◆ **TASK ITEM**:
Please copy every line with the string "Traffic" from the entries below.

◆ **App and web page records**:
————

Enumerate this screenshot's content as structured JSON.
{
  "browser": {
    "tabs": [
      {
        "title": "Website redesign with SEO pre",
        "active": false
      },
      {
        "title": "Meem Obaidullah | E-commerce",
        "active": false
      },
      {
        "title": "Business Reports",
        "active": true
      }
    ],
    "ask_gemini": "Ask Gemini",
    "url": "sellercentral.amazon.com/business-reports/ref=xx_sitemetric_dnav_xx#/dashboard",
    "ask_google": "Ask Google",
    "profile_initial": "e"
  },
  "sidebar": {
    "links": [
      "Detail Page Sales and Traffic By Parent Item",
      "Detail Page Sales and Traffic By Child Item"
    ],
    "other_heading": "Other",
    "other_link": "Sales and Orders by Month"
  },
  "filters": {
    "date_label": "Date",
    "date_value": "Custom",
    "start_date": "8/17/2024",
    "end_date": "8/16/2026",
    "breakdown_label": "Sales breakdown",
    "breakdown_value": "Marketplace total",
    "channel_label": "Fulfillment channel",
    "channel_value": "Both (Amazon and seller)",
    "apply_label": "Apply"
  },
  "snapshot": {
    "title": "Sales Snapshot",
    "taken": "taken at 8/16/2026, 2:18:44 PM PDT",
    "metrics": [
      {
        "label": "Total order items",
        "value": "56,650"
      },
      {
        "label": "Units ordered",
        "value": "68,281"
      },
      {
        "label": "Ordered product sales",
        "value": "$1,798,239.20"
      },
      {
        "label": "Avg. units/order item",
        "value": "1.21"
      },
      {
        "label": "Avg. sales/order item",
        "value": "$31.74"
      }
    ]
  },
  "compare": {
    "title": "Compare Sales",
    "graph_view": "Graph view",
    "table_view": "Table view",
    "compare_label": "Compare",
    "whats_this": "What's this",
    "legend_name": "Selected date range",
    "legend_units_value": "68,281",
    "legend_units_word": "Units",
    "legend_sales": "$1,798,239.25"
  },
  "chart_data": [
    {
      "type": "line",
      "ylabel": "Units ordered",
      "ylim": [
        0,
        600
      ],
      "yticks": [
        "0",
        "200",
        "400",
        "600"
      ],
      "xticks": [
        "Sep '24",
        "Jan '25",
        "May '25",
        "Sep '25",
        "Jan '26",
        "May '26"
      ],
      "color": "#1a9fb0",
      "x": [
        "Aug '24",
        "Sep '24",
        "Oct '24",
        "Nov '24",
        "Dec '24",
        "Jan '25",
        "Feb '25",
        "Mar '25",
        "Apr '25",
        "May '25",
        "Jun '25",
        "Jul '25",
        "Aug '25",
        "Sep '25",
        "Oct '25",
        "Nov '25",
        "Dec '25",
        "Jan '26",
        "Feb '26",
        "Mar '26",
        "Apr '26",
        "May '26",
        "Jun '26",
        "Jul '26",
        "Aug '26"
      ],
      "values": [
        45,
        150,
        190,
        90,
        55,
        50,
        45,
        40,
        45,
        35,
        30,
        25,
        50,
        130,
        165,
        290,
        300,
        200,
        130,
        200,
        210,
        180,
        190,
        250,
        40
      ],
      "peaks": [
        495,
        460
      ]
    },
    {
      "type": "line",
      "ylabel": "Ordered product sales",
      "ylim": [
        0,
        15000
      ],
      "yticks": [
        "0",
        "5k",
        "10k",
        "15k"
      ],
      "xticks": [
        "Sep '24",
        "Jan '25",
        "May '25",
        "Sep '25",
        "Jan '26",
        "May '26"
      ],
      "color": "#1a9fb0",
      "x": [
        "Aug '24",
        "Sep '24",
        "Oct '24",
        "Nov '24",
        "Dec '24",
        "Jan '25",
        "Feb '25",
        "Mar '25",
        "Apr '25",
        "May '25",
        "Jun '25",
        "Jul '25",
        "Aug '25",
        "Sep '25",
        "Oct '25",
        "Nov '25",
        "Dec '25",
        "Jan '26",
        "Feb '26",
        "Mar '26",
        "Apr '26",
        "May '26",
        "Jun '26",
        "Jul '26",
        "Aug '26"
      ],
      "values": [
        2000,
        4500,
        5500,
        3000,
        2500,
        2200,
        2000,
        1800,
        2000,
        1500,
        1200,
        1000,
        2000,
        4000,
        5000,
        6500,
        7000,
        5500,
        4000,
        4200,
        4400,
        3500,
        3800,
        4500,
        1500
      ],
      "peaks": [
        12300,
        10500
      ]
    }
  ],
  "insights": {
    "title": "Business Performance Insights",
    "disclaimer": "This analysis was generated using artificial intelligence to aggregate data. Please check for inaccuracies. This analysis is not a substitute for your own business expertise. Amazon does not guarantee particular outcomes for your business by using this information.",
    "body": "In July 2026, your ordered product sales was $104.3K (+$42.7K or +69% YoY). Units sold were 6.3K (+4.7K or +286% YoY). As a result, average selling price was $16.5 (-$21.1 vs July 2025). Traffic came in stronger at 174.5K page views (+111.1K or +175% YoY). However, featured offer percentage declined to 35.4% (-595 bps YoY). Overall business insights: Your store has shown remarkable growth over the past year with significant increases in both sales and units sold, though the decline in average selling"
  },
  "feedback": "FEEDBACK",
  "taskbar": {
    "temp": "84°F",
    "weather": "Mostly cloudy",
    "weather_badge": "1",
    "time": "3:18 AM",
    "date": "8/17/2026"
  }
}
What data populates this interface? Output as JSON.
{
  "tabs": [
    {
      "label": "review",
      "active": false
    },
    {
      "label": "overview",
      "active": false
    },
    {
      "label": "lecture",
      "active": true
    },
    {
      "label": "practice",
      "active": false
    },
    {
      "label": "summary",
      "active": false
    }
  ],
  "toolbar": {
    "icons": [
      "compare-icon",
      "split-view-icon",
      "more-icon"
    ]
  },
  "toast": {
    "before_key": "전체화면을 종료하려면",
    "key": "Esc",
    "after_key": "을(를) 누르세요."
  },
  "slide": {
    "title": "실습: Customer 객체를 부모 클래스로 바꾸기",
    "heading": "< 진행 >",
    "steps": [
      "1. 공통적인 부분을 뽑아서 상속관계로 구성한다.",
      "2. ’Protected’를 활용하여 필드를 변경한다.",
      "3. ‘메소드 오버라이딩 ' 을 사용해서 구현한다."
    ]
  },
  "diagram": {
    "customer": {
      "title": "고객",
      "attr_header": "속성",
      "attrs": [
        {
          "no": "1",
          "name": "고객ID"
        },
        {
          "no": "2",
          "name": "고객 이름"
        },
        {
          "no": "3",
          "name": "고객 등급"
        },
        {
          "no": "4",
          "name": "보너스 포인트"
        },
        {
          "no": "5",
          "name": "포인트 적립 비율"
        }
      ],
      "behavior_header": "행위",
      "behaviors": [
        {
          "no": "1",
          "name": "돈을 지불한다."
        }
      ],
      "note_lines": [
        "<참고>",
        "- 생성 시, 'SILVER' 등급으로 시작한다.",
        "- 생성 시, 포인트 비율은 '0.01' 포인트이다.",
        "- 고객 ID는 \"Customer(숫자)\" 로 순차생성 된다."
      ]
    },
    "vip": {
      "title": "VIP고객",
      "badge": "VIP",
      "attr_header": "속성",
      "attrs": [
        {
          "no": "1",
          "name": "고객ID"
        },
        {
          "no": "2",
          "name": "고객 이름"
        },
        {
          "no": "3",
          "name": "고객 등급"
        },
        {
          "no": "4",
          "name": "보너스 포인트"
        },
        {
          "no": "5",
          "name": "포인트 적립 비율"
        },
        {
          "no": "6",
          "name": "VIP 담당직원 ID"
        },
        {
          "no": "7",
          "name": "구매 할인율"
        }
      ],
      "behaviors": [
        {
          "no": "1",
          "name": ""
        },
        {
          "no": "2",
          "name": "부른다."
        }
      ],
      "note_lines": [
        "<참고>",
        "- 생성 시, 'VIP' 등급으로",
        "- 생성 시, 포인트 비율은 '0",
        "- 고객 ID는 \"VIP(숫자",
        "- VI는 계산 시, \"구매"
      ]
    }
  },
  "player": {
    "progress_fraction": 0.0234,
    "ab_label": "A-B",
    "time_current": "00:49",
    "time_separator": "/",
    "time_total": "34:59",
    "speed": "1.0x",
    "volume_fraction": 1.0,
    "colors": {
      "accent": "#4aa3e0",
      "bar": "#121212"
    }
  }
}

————

◆ **TASK RESPONSE**:
      "Detail Page Sales and Traffic By Parent Item",
      "Detail Page Sales and Traffic By Child Item"
    "body": "In July 2026, your ordered product sales was $104.3K (+$42.7K or +69% YoY). Units sold were 6.3K (+4.7K or +286% YoY). As a result, average selling price was $16.5 (-$21.1 vs July 2025). Traffic came in stronger at 174.5K page views (+111.1K or +175% YoY). However, featured offer percentage declined to 35.4% (-595 bps YoY). Overall business insights: Your store has shown remarkable growth over the past year with significant increases in both sales and units sold, though the decline in average selling"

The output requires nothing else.